  14. ^ Playne, Somerset; Bond, J W (1914). Wright, Arnold, ed. Southern India: Its History, People, Commerce, and Industrial Resources. London: Unwin Brothers, Limited. p. 206. ISBN 8120613449. Retrieved 5 February 2015.
  15. ^ Hambye, Edward René (1982). Menachery, George, ed. The St. Thomas Christian encyclopaedia of India, Volume 1. p. 50. Retrieved 18 February 2015.
  16. ^ Aubry, Auguste (1877). Bulletin du Bouquiniste. p. 102. Retrieved 18 February 2015.
  17. ^ a b Report on Public Instruction in Mysore, for the Year 1877-78. Mysore, British India. 1878. Retrieved 18 February 2015.
  18. ^ "Education of Europeans". Progress of Education in India: Quinquennial Review. H.M. Stationery Office. 1–2 (4): 333. 1904. Retrieved 18 February 2015.
  19. ^ Scott, Hew. Fasti Ecclesiae Scoticanae. p. 41. Retrieved 18 February 2015.
  20. ^ Selections from the Records of the Madras Government: No. 28. Report of Public Instruction in the Madras Presidency for 1870-71. Madras: Government Press. 1871. p. 15. Retrieved 18 February 2015.
  21. ^ Report on Public Instruction in Mysore for the Year 1867-68. Bangalore: Mysore Government Press. 1868. p. 11. Retrieved 18 February 2015.
  22. ^ Johnson, Ronnie. "If you were to walk around South Parade, Cubbon Road, and nearby areas in the 1920s ... perhaps even in the 1940s ..." Children of Bangalore. Retrieved 18 February 2015.
  23. ^ List of Mysore Residency records, from the year 1880-1947: Volume 2 of Catalogue of Records. India: Karnataka State Archives. p. 298. Retrieved 18 February 2015.
  24. ^ Ullas, Sruthy Susan (7 August 2012). "A slice of history lives on in these alma maters" (Bangalore). The Times of India. Retrieved 18 February 2015.
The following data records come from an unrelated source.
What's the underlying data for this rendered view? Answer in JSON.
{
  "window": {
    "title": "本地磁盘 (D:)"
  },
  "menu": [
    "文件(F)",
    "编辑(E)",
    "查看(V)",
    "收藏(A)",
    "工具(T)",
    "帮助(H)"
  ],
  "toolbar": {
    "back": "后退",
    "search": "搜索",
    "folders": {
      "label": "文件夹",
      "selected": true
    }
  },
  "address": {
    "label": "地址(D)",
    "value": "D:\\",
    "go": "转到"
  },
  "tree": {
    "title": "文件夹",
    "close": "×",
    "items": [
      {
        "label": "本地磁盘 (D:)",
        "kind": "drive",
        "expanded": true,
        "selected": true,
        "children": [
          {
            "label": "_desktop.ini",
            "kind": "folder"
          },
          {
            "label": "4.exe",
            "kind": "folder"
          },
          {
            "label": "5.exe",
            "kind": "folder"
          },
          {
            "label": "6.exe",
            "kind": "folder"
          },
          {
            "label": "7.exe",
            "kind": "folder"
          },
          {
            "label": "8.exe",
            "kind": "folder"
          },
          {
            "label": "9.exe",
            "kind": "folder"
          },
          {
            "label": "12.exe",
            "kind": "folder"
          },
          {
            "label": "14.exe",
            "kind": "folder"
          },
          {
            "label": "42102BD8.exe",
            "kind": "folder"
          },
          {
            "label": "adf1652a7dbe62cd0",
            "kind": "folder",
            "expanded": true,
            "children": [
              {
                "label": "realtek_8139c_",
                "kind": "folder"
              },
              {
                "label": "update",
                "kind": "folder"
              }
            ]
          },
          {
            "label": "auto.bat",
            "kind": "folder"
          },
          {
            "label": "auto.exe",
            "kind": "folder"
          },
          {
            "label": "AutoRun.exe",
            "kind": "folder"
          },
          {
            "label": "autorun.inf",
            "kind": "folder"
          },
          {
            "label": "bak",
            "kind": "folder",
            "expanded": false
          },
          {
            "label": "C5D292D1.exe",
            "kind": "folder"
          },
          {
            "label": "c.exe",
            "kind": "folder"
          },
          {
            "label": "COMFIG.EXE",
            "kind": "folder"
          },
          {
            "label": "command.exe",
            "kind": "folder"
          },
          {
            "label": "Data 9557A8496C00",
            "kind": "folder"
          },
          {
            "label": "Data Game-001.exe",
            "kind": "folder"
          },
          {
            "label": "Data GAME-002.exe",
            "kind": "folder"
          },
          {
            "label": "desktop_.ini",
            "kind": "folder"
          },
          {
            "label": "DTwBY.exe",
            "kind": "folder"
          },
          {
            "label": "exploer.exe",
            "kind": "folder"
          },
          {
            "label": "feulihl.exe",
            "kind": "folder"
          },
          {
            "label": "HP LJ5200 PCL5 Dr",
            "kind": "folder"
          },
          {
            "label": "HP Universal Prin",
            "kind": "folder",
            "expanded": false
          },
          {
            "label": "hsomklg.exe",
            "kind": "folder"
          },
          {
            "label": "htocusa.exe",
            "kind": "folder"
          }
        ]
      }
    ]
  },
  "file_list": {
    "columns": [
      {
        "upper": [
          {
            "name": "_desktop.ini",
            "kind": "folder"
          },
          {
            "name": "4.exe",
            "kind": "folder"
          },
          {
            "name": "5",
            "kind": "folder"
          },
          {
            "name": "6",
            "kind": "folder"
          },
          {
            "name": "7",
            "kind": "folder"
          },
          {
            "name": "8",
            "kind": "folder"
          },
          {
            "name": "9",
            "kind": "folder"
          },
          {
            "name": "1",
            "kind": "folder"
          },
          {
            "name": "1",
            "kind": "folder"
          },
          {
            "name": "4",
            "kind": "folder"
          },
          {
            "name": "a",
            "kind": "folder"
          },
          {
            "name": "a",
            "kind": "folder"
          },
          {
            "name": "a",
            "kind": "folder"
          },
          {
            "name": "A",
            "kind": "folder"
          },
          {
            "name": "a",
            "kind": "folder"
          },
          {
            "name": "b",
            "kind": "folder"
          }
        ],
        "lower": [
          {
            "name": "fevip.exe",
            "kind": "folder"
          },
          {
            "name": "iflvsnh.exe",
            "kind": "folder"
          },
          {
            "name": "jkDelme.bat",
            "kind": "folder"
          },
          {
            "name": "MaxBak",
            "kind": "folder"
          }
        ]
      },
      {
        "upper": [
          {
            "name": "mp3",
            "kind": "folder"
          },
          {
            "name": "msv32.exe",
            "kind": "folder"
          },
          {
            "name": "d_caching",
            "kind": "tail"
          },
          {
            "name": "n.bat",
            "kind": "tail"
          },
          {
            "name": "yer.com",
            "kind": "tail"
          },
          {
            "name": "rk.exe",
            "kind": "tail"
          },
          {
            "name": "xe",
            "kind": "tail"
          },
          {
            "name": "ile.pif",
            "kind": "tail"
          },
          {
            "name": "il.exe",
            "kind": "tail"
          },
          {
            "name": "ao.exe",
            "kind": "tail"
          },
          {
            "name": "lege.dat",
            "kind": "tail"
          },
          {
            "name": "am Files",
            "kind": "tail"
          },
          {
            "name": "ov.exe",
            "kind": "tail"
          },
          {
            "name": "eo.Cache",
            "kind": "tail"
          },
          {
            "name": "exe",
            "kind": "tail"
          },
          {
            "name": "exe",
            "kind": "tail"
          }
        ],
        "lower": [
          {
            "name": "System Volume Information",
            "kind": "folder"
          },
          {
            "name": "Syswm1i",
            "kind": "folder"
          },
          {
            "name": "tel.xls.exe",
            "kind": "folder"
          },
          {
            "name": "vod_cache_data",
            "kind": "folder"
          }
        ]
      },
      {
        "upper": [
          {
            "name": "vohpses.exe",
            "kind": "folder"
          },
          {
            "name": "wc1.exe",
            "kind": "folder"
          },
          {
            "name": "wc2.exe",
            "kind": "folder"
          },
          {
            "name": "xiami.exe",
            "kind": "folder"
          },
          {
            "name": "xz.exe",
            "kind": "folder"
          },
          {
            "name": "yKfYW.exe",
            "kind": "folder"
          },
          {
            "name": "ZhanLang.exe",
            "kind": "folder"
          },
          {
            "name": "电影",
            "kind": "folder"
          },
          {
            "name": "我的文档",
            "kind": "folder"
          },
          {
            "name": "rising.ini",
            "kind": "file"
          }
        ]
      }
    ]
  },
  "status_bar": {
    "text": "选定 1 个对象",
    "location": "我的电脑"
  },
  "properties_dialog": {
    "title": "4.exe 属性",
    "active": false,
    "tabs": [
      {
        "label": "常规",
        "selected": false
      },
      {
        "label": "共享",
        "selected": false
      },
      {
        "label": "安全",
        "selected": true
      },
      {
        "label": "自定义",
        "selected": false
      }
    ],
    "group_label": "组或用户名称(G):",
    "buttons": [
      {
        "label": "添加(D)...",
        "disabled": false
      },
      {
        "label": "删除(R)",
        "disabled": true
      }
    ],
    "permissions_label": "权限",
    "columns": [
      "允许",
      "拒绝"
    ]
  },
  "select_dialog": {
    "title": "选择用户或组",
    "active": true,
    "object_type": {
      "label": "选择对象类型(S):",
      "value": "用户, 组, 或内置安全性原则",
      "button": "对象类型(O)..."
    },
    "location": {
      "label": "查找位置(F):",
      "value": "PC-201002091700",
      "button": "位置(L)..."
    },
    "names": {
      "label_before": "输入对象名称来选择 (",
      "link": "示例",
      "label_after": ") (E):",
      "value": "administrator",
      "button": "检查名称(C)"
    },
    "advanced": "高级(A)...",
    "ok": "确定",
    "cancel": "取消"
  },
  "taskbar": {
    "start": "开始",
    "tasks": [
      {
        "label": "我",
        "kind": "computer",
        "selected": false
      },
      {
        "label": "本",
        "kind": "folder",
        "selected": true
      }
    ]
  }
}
  25. ^ Menon, Jayaraj (4 October 2012). "Distribution of Uniforms at St. Andrews primary School". Rotary Club of Bangalore East. Retrieved 18 February 2015.
  26. ^ "St.Andrew's School". St. Andrew's Church. Retrieved 18 February 2015.
  27. ^ Furneaux, J H (1895). Glimpses of India. A grand photographic history of the Land of Antiquity, the vast Empire of the East. Bombay, British India: C B Burrows. |access-date= requires |url= (help)
  28. ^ Doveton, C H (1900). Picturesque Bangalore. Bombay: The Times Press. Retrieved 27 January 2015.
  29. ^ "The Cantonment Side of Bangalore". Chronicles of the London Missionary Society. 1890. Retrieved 2 November 2015.
  30. ^ Hodder, Edwin (1890). Conquests of the Cross :A Record of Missionary Work throughout the World: Volume 3. London: Cassell & Company Limited. Retrieved 19 October 2015.
  31. ^ Rao, Priyanka S (3 December 2013). "Green oasis in the heart of the city" (Bangalore). Deccan Herald. Retrieved 2 February 2015.
  32. ^ The Indian Year Book, Volume 11. Bennett, Coleman & Company. 1924. p. 458. Retrieved 18 February 2015.

External links[edit]